DATA EXTRACTS:
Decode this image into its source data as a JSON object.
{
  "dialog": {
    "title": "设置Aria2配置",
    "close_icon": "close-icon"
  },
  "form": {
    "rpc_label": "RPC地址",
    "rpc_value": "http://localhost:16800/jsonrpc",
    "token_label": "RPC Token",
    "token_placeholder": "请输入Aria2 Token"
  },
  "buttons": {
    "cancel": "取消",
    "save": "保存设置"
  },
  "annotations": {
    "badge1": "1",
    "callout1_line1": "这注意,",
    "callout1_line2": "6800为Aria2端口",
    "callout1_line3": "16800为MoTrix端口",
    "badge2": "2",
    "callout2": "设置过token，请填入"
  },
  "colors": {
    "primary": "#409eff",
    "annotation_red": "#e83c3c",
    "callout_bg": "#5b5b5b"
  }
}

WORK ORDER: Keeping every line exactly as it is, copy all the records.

TASK RESPONSE:
Decode this image into its source data as a JSON object.
{
  "dialog": {
    "title": "设置Aria2配置",
    "close_icon": "close-icon"
  },
  "form": {
    "rpc_label": "RPC地址",
    "rpc_value": "http://localhost:16800/jsonrpc",
    "token_label": "RPC Token",
    "token_placeholder": "请输入Aria2 Token"
  },
  "buttons": {
    "cancel": "取消",
    "save": "保存设置"
  },
  "annotations": {
    "badge1": "1",
    "callout1_line1": "这注意,",
    "callout1_line2": "6800为Aria2端口",
    "callout1_line3": "16800为MoTrix端口",
    "badge2": "2",
    "callout2": "设置过token，请填入"
  },
  "colors": {
    "primary": "#409eff",
    "annotation_red": "#e83c3c",
    "callout_bg": "#5b5b5b"
  }
}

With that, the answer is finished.